+++ INFORMATION

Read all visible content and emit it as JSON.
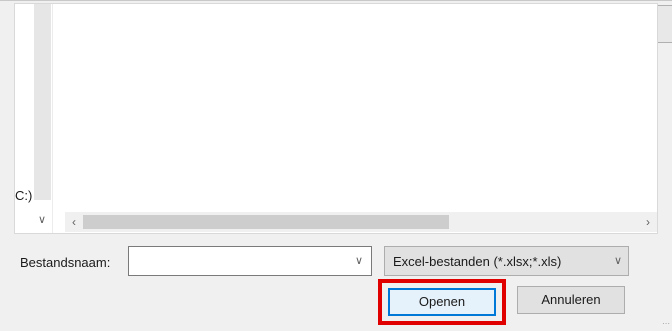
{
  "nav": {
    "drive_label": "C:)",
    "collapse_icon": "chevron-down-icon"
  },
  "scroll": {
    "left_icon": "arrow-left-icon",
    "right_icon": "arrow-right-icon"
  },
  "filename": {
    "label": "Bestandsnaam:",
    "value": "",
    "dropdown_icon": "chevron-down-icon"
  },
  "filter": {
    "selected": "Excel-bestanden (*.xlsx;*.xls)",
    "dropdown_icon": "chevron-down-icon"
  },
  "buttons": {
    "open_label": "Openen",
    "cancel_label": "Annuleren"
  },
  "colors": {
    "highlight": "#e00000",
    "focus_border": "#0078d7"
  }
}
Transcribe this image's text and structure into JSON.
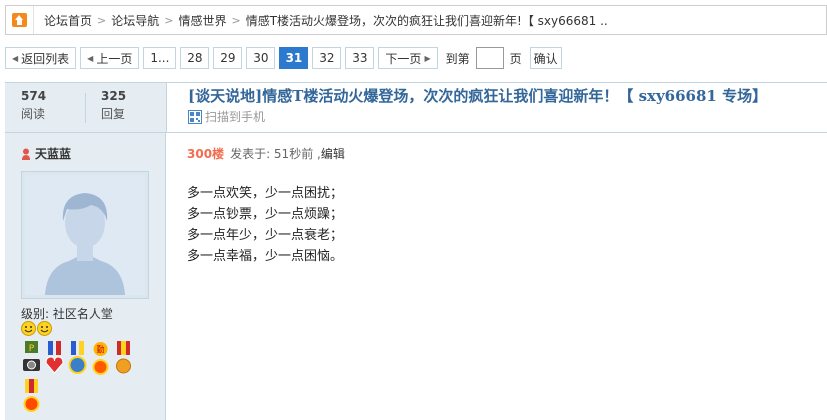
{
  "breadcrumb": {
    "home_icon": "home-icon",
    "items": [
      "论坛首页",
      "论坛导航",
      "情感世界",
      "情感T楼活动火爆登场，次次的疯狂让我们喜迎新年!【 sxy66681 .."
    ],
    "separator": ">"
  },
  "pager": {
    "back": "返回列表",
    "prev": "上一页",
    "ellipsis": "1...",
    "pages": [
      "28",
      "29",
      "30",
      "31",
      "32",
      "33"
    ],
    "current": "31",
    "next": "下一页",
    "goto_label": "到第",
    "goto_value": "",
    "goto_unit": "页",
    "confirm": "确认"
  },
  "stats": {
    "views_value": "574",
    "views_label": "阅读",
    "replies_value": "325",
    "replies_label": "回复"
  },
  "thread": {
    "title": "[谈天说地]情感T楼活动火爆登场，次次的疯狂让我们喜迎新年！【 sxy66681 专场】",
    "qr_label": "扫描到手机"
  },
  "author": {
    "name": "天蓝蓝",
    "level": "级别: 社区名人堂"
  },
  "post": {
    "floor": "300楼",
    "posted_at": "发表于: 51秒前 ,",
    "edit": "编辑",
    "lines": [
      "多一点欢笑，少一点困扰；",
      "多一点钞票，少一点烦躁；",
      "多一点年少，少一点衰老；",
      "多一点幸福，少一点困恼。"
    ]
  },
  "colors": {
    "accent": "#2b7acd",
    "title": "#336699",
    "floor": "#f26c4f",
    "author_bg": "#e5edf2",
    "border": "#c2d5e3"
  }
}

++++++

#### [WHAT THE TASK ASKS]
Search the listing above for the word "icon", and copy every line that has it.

#### [OUTPUT OF THE EXERCISE]
    "collapse_icon": "chevron-down-icon"
    "left_icon": "arrow-left-icon",
    "right_icon": "arrow-right-icon"
    "dropdown_icon": "chevron-down-icon"
    "dropdown_icon": "chevron-down-icon"
    "home_icon": "home-icon",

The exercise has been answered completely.